After school special
The American Broadcasting Company coined the term after school special in 1972 with a series of television films, usually dealing with controversial or socially relevant issues, that were generally broadcast in the late afternoon and meant to be viewed by school-age children, particularly teenagers. The specials were generally broadcast four to six times during the school year, pre-empting local programming that would usually follow the network schedule in the late afternoon hours.
CBS distributed its own productions as the CBS Afternoon Playhouse (later known as CBS Schoolbreak Special). It also had a program called Famous Classic Tales, which aired Australian cartoons that were adapted from literature books (similar to Family Classic Tales). NBC had afterschool programs under the umbrella title Special Treat. ABC had the ABC Afterschool Special; similar programs included The ABC Saturday Superstar Movie and the ABC Weekend Special.
- Last of the Curlews – The very first ABC Afterschool Special (1972), and one of a very few animated ones.
- Degrassi (franchise)
- Schoolhouse Rock!
- Very special episode
- Public information film – In the UK, extended versions of these were shown in schools. These were often about safety.
- WonderWorks – Produced several afterschool-type specials for PBS

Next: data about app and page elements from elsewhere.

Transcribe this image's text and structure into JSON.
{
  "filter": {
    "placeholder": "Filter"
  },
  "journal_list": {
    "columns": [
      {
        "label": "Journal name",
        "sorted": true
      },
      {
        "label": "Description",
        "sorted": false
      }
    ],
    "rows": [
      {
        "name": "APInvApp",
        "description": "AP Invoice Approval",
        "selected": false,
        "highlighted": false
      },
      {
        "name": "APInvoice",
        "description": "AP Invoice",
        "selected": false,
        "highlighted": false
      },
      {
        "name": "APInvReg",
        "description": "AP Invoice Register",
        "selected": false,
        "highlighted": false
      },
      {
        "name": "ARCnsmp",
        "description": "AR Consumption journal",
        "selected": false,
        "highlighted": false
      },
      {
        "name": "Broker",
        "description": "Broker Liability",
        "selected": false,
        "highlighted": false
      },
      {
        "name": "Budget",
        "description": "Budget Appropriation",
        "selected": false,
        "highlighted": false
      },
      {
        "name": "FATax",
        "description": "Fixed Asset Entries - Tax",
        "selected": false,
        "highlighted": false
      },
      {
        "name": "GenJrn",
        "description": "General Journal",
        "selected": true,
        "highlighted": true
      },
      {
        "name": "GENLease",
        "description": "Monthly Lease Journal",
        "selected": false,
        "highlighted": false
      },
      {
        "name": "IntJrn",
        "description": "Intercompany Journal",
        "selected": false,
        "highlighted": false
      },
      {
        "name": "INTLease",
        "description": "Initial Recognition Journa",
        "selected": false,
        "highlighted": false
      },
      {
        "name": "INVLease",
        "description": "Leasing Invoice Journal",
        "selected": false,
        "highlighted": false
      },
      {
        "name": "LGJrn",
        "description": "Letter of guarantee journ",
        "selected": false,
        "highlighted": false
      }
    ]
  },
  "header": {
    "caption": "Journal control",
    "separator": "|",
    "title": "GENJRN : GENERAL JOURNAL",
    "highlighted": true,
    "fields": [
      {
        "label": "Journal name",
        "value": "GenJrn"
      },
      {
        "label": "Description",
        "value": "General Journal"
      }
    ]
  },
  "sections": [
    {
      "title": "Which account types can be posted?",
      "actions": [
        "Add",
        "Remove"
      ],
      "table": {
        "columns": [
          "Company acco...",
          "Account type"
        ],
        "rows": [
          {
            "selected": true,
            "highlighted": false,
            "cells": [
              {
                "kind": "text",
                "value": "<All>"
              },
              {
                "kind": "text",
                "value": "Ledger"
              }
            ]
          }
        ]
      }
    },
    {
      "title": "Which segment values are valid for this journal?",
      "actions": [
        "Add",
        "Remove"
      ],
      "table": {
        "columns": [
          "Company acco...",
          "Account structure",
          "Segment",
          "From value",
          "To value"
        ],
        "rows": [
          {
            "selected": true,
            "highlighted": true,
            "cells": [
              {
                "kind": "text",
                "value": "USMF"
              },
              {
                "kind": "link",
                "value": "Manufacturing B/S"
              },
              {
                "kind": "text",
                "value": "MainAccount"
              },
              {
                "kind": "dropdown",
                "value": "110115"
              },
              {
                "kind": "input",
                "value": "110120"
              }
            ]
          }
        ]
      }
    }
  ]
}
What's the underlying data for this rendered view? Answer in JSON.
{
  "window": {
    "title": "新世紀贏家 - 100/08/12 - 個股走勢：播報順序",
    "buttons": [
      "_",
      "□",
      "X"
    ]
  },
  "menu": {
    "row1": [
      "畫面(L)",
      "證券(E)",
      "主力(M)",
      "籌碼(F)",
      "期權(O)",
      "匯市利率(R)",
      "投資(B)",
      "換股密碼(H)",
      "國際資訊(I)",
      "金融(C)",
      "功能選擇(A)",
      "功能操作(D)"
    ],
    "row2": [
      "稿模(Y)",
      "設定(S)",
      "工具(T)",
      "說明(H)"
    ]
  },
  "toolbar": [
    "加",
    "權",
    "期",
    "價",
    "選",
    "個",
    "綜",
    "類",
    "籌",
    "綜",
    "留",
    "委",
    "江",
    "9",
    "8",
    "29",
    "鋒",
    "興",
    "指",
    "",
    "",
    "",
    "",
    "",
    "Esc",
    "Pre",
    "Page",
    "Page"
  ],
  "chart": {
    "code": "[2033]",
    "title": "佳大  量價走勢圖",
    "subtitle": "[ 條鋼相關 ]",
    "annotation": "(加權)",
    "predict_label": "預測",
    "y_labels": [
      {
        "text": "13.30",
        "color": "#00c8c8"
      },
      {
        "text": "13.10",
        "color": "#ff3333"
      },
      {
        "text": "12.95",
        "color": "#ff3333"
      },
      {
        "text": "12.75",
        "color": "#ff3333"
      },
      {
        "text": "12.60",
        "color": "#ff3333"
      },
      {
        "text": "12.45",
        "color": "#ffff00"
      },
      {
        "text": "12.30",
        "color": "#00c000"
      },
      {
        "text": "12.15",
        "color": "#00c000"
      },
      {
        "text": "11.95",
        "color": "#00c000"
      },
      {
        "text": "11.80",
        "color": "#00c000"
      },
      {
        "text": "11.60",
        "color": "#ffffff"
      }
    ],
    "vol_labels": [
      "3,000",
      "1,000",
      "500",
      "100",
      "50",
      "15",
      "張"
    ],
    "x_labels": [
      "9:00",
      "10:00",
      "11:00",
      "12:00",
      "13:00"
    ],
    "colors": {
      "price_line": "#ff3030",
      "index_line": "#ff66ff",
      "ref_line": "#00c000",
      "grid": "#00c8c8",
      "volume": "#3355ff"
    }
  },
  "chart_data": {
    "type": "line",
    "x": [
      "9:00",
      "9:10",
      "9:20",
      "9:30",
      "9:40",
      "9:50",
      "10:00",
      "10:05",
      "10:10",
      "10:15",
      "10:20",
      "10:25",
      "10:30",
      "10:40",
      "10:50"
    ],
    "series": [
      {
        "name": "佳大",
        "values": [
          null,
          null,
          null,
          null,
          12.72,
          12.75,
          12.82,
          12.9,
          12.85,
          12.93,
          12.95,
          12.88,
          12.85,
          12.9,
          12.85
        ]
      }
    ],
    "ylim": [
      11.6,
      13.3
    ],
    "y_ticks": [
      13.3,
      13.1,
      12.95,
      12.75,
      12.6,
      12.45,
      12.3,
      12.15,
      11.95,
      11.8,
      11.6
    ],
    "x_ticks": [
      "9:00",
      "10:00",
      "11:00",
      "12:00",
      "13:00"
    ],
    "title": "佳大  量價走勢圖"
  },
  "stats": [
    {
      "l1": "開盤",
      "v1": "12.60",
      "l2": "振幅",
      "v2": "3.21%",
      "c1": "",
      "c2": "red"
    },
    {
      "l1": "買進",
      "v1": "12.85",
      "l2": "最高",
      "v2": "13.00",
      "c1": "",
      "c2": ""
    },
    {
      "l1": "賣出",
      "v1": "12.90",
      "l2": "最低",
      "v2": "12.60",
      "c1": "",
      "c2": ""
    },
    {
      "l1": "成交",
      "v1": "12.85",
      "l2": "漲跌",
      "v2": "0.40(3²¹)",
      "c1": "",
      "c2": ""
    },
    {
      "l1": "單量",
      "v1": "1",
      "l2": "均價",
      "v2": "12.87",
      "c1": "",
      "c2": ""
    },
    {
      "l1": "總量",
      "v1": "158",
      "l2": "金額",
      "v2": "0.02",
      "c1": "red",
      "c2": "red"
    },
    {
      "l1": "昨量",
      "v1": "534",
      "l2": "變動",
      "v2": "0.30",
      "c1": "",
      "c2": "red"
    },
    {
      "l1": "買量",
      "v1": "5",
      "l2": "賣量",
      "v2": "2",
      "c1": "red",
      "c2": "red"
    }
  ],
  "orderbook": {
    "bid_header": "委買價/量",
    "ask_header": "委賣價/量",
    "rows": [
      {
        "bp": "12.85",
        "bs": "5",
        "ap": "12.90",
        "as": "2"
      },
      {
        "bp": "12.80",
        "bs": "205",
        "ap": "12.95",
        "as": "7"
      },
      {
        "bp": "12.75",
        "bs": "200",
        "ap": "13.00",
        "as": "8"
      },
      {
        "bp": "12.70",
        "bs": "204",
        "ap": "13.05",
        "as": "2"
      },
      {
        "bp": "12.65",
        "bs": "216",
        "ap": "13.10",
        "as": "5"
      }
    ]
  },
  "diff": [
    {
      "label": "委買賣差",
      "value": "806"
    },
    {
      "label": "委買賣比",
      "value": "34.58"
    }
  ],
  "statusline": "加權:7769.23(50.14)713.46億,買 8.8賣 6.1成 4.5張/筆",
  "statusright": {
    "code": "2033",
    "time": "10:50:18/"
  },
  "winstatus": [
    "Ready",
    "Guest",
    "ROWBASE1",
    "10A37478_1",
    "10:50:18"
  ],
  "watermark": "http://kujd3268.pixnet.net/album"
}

- "Retroland | ABC Afterschool Special". Retroland, Inc. 2004-07-16. Archived from the original on 2007-04-16. Retrieved 2015-09-12.
- Traumatic Episodes: A History of the ABC Afterschool Special | Mental Floss
- Strangers With Candy|AV Club
- Complete list of ABC After School Specials at the Internet Movie Database
- Complete list of CBS Schoolbreak Specials at the Internet Movie Database
- Partial list of NBC Special Treat episodes at the Internet Movie Database
- Reviews of a DVD collection of ABC After School Specials
- The strange afterlife of the After School Special – by Joanna Weiss, The Boston Globe January 1, 2006
- My Dad Lives In A Downtown Hotel: The Subtle Brilliance of the After School Special by Marisa Meltzer – Slate – July 20, 2006